Thank you

• How are you assessing distributional shape? Some kind of diagnostic display? – Glen_b Dec 2 '13 at 16:22
• Thanks for your answer - will try to digest and act on it when next in the office. Yes, I used scatterplots where Y = Studentised residuals and X = predicated values / predictors in the model. I also had a look at the mean, SD, etc., of the residuals. – Matthew Dec 2 '13 at 20:19

The skewness of the outcome variable (treated unconditionally on the other variables) will depend on the arrangement of the independent variables -- it might validly be anything. You shouldn't be trying to make the distribution of the outcome look like any particular thing. It's the error term the normal assumption is needed for.

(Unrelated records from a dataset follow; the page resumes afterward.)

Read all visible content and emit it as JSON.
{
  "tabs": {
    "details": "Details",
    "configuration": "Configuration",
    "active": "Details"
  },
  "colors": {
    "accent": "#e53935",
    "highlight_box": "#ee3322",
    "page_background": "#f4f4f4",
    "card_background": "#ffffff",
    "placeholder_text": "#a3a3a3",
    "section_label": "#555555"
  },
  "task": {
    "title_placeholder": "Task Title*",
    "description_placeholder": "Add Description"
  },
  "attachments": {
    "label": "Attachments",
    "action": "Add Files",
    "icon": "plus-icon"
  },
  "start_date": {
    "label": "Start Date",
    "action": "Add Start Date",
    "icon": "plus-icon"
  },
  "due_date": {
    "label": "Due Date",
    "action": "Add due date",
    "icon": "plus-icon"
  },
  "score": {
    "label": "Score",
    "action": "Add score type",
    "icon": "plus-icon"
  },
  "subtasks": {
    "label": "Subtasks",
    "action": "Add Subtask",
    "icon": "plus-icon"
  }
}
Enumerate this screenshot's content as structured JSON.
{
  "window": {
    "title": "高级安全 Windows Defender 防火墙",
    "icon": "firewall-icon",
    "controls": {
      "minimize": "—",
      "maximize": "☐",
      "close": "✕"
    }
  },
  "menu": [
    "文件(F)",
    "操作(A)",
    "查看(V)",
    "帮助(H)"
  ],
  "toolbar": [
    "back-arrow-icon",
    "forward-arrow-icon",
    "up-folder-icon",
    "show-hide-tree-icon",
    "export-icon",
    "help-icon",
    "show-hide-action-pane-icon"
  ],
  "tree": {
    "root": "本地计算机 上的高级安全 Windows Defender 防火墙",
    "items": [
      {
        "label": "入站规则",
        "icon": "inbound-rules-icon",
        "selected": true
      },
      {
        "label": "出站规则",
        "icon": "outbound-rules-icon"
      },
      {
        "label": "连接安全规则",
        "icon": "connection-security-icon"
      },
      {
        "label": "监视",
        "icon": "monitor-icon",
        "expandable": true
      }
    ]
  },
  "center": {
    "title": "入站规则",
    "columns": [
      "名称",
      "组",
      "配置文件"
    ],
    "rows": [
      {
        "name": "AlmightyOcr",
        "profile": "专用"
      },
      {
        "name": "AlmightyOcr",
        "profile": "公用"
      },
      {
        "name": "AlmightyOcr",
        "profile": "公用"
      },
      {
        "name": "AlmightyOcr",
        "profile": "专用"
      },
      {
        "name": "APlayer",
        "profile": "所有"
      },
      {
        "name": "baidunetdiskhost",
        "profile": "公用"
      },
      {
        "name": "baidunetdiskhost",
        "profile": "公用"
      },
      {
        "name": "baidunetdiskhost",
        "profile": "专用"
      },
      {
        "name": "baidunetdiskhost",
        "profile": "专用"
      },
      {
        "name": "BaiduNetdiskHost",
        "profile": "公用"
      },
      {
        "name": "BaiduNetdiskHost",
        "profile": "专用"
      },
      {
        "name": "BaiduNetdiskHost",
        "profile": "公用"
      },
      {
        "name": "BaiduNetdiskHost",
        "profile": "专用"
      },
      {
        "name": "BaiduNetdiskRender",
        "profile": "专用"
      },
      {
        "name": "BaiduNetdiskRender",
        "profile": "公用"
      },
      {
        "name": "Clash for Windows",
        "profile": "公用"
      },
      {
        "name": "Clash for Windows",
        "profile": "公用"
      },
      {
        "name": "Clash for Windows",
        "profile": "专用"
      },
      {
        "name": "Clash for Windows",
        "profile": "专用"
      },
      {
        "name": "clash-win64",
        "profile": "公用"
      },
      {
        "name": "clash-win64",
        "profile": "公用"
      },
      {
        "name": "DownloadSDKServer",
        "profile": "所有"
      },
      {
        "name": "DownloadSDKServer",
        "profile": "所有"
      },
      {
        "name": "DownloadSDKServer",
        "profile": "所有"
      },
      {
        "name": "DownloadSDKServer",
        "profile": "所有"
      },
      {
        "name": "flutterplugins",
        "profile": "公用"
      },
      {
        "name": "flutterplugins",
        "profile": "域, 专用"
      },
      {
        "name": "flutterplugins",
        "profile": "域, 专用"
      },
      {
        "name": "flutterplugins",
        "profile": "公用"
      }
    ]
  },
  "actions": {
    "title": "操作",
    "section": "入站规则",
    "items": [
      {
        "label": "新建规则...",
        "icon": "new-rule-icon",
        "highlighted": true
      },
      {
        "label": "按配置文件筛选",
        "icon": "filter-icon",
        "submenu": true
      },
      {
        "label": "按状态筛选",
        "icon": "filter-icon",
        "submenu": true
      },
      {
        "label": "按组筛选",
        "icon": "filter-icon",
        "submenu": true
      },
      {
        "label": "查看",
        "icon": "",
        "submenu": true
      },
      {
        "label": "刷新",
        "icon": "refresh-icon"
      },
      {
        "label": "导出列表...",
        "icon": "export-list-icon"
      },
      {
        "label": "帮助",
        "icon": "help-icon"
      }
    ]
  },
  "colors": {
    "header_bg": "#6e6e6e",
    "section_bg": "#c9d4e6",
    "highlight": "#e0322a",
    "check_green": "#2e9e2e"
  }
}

Normality of residuals probably isn't all that important compared to the other assumptions (unless you're after prediction intervals) -- you will want to focus more on getting the models for the mean and variance right.

That said, if a log-transform produces slightly left skew residuals, you might possibly do better with a Gamma GLM (the log of a gamma random variable is left skew, the degree of skewness depends on the gamma's shape parameter). Aside from that, the Gamma model with a log link has a lot of similarities to a linear model in the logs. This also has the advantage of readily dealing with other nonlinear relationships between the conditional mean of the outcome and the linear predictor (linear combination of the independent variables) by choice of a different link function.

(If such a GLM is suitable - and again, the model for the mean and variance matters more than the distributional assumption, it implies heteroskedasticity in your data; if there's no evidence of this you may not be better off than with linear regression)

And if I were to use the model based on the transformed data, how would I properly interpret the output?

If you assume approximate normality of the logs, it implies that your linear, additive-error model on the log-scale is a multiplicative lognormal model on the original scale.

I find it easier to interpret natural logs rather than base 10 logs (not least, I have a lot more practice at it), but since one is simply a scaled version of the other, most of the intuition carries across.

One the log scale, a unit change in one of your independent variables, $x_j$ produces an additive change of the corresponding coefficient in the outcome of $\beta_j$. On the original scale, a unit change in the independent variable multiplies the typical outcome (e.g. in the mean, or the median - the effect on either is the same) by $10^\beta_j$.

Beware: if you want to make statements about the (conditional) mean of the outcome (rather than changes in it, as discussed in the previous paragraph), you don't just take $10^\text{mean on the log scale}$. If you need to do this I can provide more details about the calculation under the normal assumption. (This is not an issue for the GLM approach, since it models the mean directly rather than via a transform)

However, prediction intervals, for example, transform back just fine.